MountMan: work with your mounted file systems

MountMan is a tool which helps you manage your mounted file systems. Once invoked, it displays a list of every mounted file system. For each file system, MountMan displays its name (which is the actual device name - i.e. /dev/sda1 for a first partition on first HDD), its type (ext4, ext3, ntfs, vfat, ReiserFS...) and its mount point on your system (the folder on which the file system is mounted).

If you want filter out non-removable devices from the list, just check the item Show only removable devices at the left of the device list.

Figure 9.5. MountMan


MountMan also displays usage information using total size, free size, and percentage of available space free. If those numbers say N/A, that usually means that the file system is not mounted. Left clicking on a file system displays a pie chart on the left of the window, graphically displaying the usage information for the file system. Clicking on a non-mounted file system will display not mounted instead of the graph.

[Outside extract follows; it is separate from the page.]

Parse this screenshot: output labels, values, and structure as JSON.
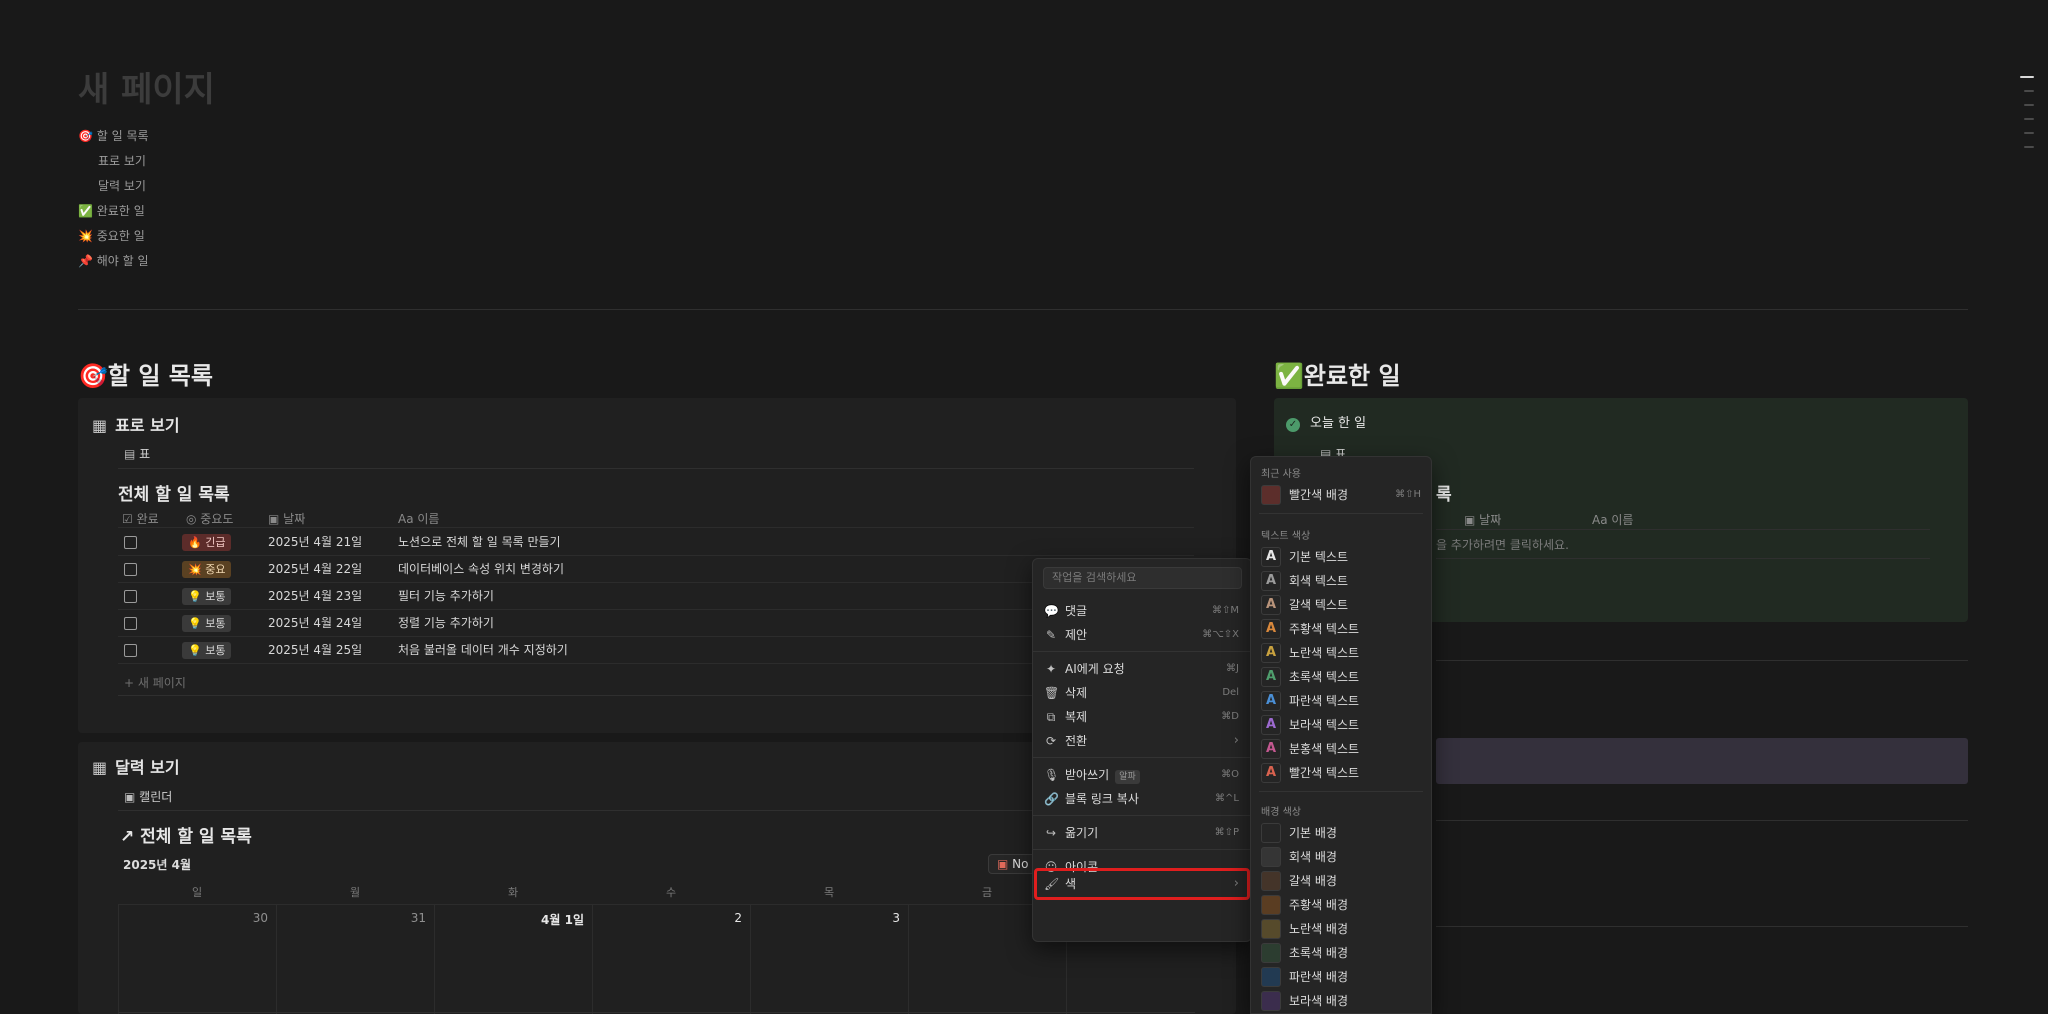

  • Double-clicking on a file system will close MountMan and open that file system inside Krusader's active panel.

  • Right-clicking on a file system will open a small menu which displays what actions can be performed on that file system. At the moment, you can only mount, unmount and eject (if clicking on a removable file system, e.g., a CD-ROM).


We plan to expand MountMan in the next evolution of Krusader. It will be able to format partitions, edit /etc/fstab, create new file systems and more.... By the way, we have started working on it, see Quickmode for MountMan.

Quickmode for MountMan

To activate Quickmode for MountMan, click lateral button with arrow on the MountMan button on the Main Toolbar.

General idea: display a list of all possible mount points. Each time the menu is displayed, it determines if a mount point is mounted or not and associates the correct action (mount or umount). This offers a quick interface to MountMan. It is working, and currently uses KMountMan::mount and unmount. It uses the new KDE Frameworks5 services for fstab-reading and this will enable us to remove a lot of code from the old MountMan.